# ABOUT THIS EXERCISE
Extract all of the data and reproduce it precisely.

PROVIDED RECORDS: Begin

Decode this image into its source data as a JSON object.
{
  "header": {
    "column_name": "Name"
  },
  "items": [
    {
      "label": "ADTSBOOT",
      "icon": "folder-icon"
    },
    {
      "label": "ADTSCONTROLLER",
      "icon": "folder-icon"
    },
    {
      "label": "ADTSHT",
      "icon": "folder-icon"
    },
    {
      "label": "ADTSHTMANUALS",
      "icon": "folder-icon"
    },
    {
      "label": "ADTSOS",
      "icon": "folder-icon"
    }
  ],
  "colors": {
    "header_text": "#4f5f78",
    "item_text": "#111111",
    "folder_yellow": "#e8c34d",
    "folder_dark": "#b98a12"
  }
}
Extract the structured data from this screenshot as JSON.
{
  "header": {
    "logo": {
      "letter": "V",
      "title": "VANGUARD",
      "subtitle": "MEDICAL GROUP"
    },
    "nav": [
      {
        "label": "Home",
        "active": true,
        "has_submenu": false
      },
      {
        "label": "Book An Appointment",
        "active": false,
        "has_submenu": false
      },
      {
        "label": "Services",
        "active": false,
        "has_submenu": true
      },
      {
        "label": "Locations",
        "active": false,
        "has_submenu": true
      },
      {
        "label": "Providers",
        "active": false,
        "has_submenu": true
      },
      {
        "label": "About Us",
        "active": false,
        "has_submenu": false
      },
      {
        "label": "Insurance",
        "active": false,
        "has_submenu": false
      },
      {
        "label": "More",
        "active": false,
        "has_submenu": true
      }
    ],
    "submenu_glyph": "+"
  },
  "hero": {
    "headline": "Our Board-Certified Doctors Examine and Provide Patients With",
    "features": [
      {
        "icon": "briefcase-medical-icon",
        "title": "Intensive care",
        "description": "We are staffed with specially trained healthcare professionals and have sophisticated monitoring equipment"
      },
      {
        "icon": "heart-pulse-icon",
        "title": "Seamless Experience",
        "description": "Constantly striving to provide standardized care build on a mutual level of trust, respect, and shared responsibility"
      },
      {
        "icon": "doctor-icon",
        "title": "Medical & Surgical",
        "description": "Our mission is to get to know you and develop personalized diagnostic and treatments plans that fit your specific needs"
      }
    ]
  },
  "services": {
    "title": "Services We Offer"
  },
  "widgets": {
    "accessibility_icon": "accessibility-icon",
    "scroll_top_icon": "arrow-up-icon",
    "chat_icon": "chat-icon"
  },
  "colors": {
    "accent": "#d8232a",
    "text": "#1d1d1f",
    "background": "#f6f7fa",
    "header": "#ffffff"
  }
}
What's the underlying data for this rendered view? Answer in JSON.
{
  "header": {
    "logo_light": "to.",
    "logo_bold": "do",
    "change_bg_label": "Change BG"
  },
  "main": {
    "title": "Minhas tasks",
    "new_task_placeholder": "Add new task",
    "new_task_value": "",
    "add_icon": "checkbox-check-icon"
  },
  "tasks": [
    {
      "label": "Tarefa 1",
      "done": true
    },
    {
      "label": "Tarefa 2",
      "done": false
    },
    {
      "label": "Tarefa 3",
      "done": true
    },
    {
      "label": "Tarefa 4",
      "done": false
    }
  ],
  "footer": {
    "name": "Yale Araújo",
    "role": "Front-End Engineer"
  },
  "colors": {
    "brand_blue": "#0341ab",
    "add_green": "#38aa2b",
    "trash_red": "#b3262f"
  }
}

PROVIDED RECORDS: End

# TASK ANSWER
Decode this image into its source data as a JSON object.
{
  "header": {
    "column_name": "Name"
  },
  "items": [
    {
      "label": "ADTSBOOT",
      "icon": "folder-icon"
    },
    {
      "label": "ADTSCONTROLLER",
      "icon": "folder-icon"
    },
    {
      "label": "ADTSHT",
      "icon": "folder-icon"
    },
    {
      "label": "ADTSHTMANUALS",
      "icon": "folder-icon"
    },
    {
      "label": "ADTSOS",
      "icon": "folder-icon"
    }
  ],
  "colors": {
    "header_text": "#4f5f78",
    "item_text": "#111111",
    "folder_yellow": "#e8c34d",
    "folder_dark": "#b98a12"
  }
}
Extract the structured data from this screenshot as JSON.
{
  "header": {
    "logo": {
      "letter": "V",
      "title": "VANGUARD",
      "subtitle": "MEDICAL GROUP"
    },
    "nav": [
      {
        "label": "Home",
        "active": true,
        "has_submenu": false
      },
      {
        "label": "Book An Appointment",
        "active": false,
        "has_submenu": false
      },
      {
        "label": "Services",
        "active": false,
        "has_submenu": true
      },
      {
        "label": "Locations",
        "active": false,
        "has_submenu": true
      },
      {
        "label": "Providers",
        "active": false,
        "has_submenu": true
      },
      {
        "label": "About Us",
        "active": false,
        "has_submenu": false
      },
      {
        "label": "Insurance",
        "active": false,
        "has_submenu": false
      },
      {
        "label": "More",
        "active": false,
        "has_submenu": true
      }
    ],
    "submenu_glyph": "+"
  },
  "hero": {
    "headline": "Our Board-Certified Doctors Examine and Provide Patients With",
    "features": [
      {
        "icon": "briefcase-medical-icon",
        "title": "Intensive care",
        "description": "We are staffed with specially trained healthcare professionals and have sophisticated monitoring equipment"
      },
      {
        "icon": "heart-pulse-icon",
        "title": "Seamless Experience",
        "description": "Constantly striving to provide standardized care build on a mutual level of trust, respect, and shared responsibility"
      },
      {
        "icon": "doctor-icon",
        "title": "Medical & Surgical",
        "description": "Our mission is to get to know you and develop personalized diagnostic and treatments plans that fit your specific needs"
      }
    ]
  },
  "services": {
    "title": "Services We Offer"
  },
  "widgets": {
    "accessibility_icon": "accessibility-icon",
    "scroll_top_icon": "arrow-up-icon",
    "chat_icon": "chat-icon"
  },
  "colors": {
    "accent": "#d8232a",
    "text": "#1d1d1f",
    "background": "#f6f7fa",
    "header": "#ffffff"
  }
}
What's the underlying data for this rendered view? Answer in JSON.
{
  "header": {
    "logo_light": "to.",
    "logo_bold": "do",
    "change_bg_label": "Change BG"
  },
  "main": {
    "title": "Minhas tasks",
    "new_task_placeholder": "Add new task",
    "new_task_value": "",
    "add_icon": "checkbox-check-icon"
  },
  "tasks": [
    {
      "label": "Tarefa 1",
      "done": true
    },
    {
      "label": "Tarefa 2",
      "done": false
    },
    {
      "label": "Tarefa 3",
      "done": true
    },
    {
      "label": "Tarefa 4",
      "done": false
    }
  ],
  "footer": {
    "name": "Yale Araújo",
    "role": "Front-End Engineer"
  },
  "colors": {
    "brand_blue": "#0341ab",
    "add_green": "#38aa2b",
    "trash_red": "#b3262f"
  }
}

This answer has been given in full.